Atychiphobia (from the Ancient Greek ‘tuchè’, meaning ‘luck’ or ‘chance’, and the negating prefix ‘a-‘, together meaning ‘misfortune’), or fear of failure as we know it, seems a universal phenomenon. I’m sure, however, that you too have come across people who seem fearless and ready to jump in, in spite of the – in your eyes – obvious risk of failure. In fact, psychological theories such as the ‘need achievement theory’ suggest that people vary in the extent to which they go looking for success, and in the extent to which they will avoid failure at all costs.
According to psychologists Andrew Martin and Herbert Marsh from the University of Western Sydney, Australia, this means that people generally fit into one of three categories: those who are success-oriented (optimistic, proactive and filled with renewed vigor in the face of a setback), those who are failure-avoidant (very motivated to succeed, but also anxious and very much negatively affected by a setback), and those who are failure-accepting (those who have given up on trying to avoid failure altogether, unmotivated and lacking resilience).But what makes us fall into one of those categories at any one point in our lives?
Psychologists’ work with people who experience atychiphobia suggests that a number of types of early life experience may contribute to the development of fear of failure, rendering them so-called risk factors.
Firstly, it seems that childhood experiences may play a large role in whether or not you’ll be fearful of failure in later life. Overprotective parents might have their kid’s best interest at heart, but can also ultimately prevent a child from feeling confident in its own abilities, leading to a fear of doing anything without support from others at a later point in life.
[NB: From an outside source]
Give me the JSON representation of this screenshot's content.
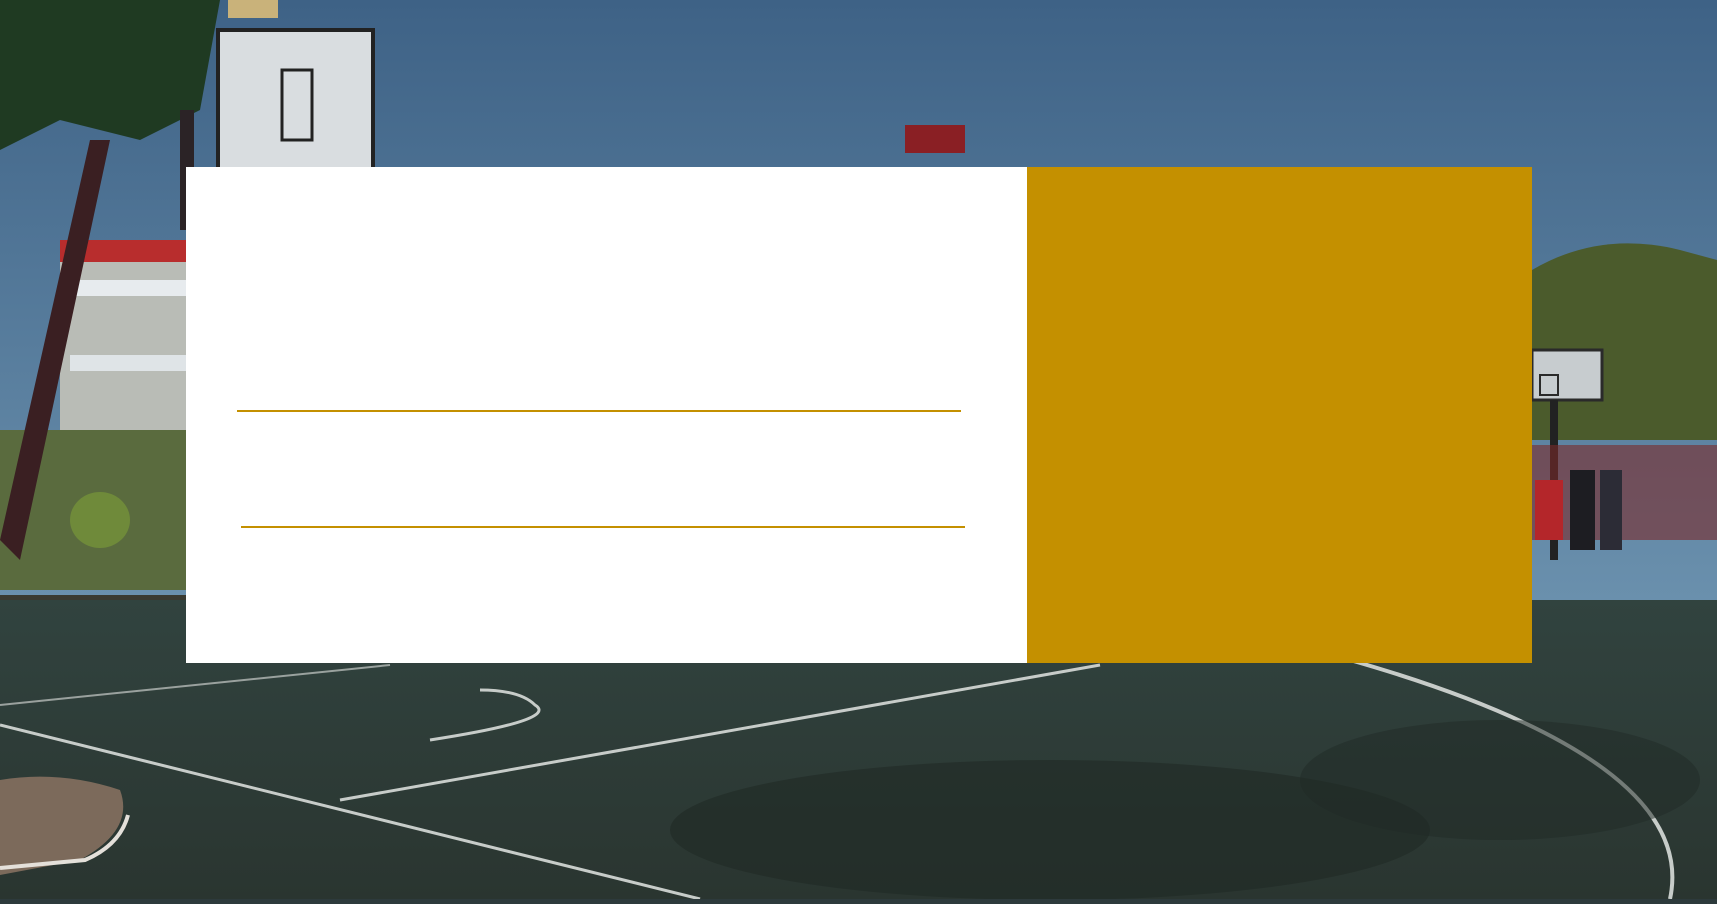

Alternatively, perfectionist parents who scold their child for a less-than-perfect result on their first attempt at something will can lead to the child developing a similar lack of self-confidence, feeling that nothing they do is good enough.
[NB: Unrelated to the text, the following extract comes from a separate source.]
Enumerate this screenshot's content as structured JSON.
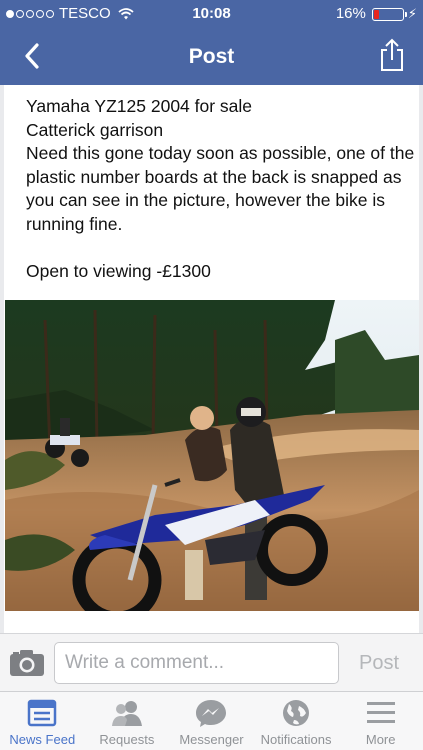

Then there’s factors pertaining to the way you function and process. For instance, people may be perfectionists themselves (which may in some cases be related to upbringing), demanding only the best from themselves, and thus setting themselves up for a self-imposed humiliation when failure eventually befalls them. Another risk-factor is at play when people over-personalize failure, seeing it as a defining feature of themselves, rather than looking at aspects of the attempt that are likely to have played a large role in the outcome, and are in all probability easy to address.
Whatever our history, we need to remember that whenever we see confident people around us succeeding at whatever they do, true confidence does not lie in knowing that success is certain, but in knowing that we’ll be able to handle failure when it happens.
Martin, A., & Marsh, H. (2003). Fear of failure: Friend or foe? Australian Psychologist, 38(1), 31-38. doi:10.1080/00050060310001706997